Government legislation that would ban viewing media published or disseminated by terrorist organizations that issue calls to carry out terror attacks, or praise and encourage terrorist acts, is set to be brought for a final vote in the Knesset next week.
The explanatory text for the bill, which will be a temporary two-year order, says it is designed to help tackle the phenomenon of “lone-wolf” terrorism, where individuals who do not belong to any particular terrorist group are radicalized by consuming terrorist content, leading them to carry out acts of terrorism themselves.
Following constitutional concerns raised by the legal adviser to the Knesset’s Constitution, Law and Justice Committee, where the legislation is being prepared, the bill has been moderated so that it applies to people only when their consumption of such content indicates they identify with one of the terrorist groups proscribed in the bill, Hamas and Islamic State.
The final version of the bill, which will be voted on in committee on Monday, states that anyone who consumes terrorist content in an “ongoing and systematic manner” and in “circumstances in which the consumption [of the terrorist media] indicates his identification with a terrorist organization” is subject to a one-year prison sentence.
The law states that it is not applicable to someone who watches such content “randomly, in good faith, or for a legitimate reason including providing information to the public, preventing terror attacks, or for research purposes.”
Committee chairman MK Simcha Rothman said the caveats also cover journalists who view such content.
The justice minister, with the approval of the defense minister and the committee, can add other terror groups to the proscribed list.
During a committee hearing on the bill on Tuesday, committee legal adviser Gur Bligh raised concerns about the previous version of the law, in that it would criminalize behavior when the individual in question has not actually carried out an act of terrorism.
Bligh said that adding the stipulation that the manner in which an individual consumes the terror content, indicating whether he identifies with the terror group that published it, moderated the bill sufficiently so that it would not lead to “excessive criminalization.”
In criticism similar to the concerns raised by Bligh, the Association for Civil Rights in Israel had strongly criticized the previous version of the legislation as “anti-democratic,” and said it would create a “thought police” that could punish people “not based on their actions but rather on what is going on inside someone’s head.”
Rothman rejected this criticism, arguing that someone could be present in a Hamas training camp without committing an act of terror, yet that too would be illegal.

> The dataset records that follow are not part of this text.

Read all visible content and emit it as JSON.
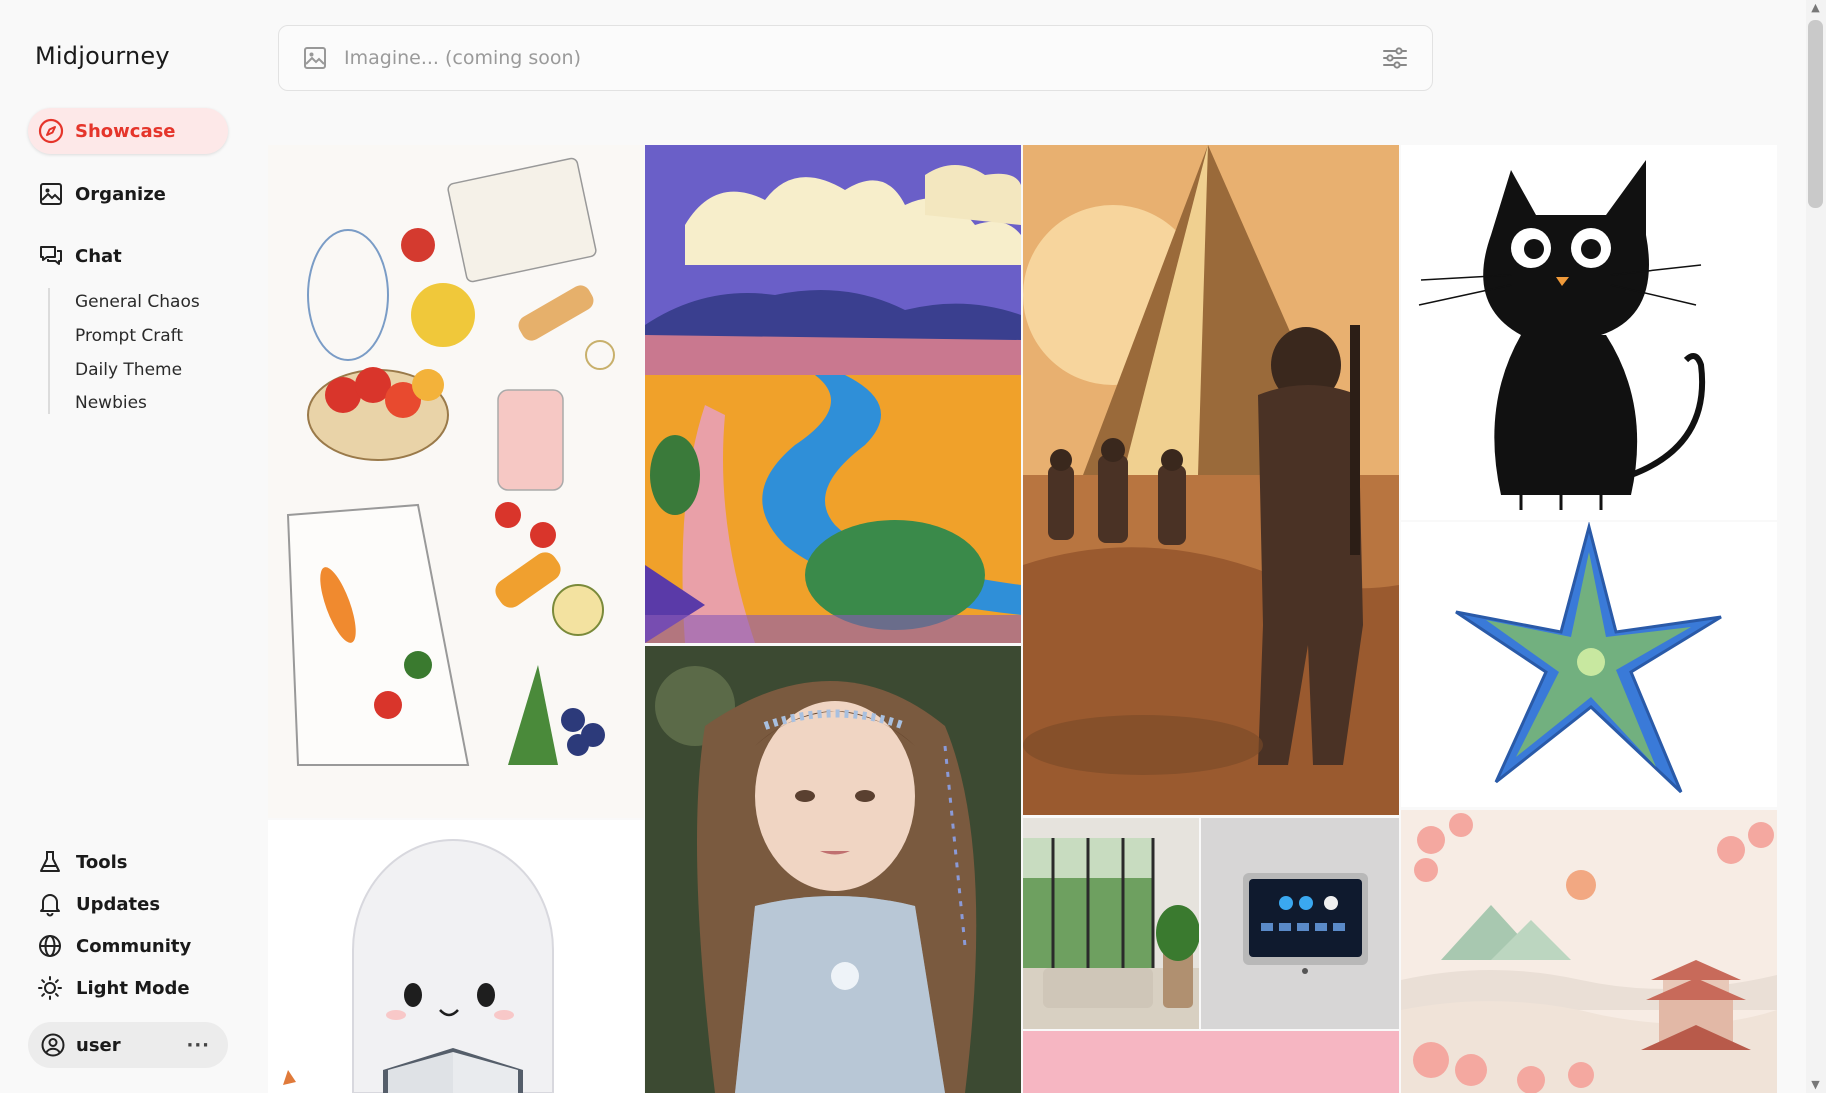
{
  "app": {
    "brand": "Midjourney"
  },
  "nav": {
    "showcase": "Showcase",
    "organize": "Organize",
    "chat": "Chat",
    "chat_channels": [
      "General Chaos",
      "Prompt Craft",
      "Daily Theme",
      "Newbies"
    ]
  },
  "bottom_nav": {
    "tools": "Tools",
    "updates": "Updates",
    "community": "Community",
    "light_mode": "Light Mode"
  },
  "user": {
    "name": "user",
    "menu": "···"
  },
  "imagine": {
    "placeholder": "Imagine... (coming soon)",
    "value": ""
  },
  "colors": {
    "accent": "#e5352b",
    "active_bg": "#fde8e8"
  },
  "gallery": {
    "tiles": [
      "grocery-sketch-image",
      "landscape-river-image",
      "pyramid-soldiers-image",
      "black-cat-sketch-image",
      "starfish-image",
      "fairy-girl-image",
      "modern-livingroom-image",
      "smart-panel-image",
      "paper-cherry-blossom-image",
      "ghost-reading-image",
      "pink-image"
    ]
  },
  "icons": {
    "showcase": "compass-icon",
    "organize": "image-icon",
    "chat": "chat-icon",
    "tools": "flask-icon",
    "updates": "bell-icon",
    "community": "globe-icon",
    "light_mode": "sun-icon",
    "user": "user-circle-icon",
    "imagine": "image-icon",
    "filter": "sliders-icon"
  }
}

“Terror content spread online is another type of Hamas training camp,” Rothman told The Times of Israel.
Following the moderation of the bill, an ACRI spokesperson said the organization “appreciates the committee’s understanding that the original wording did indeed pose significant challenges,” although it had “not yet finalized” its position on the current wording of the bill.
The bill is set for its final vote in committee on Monday, and could be brought for its final readings in the Knesset plenum to pass it into law by the end of next week, Rothman’s spokesperson said.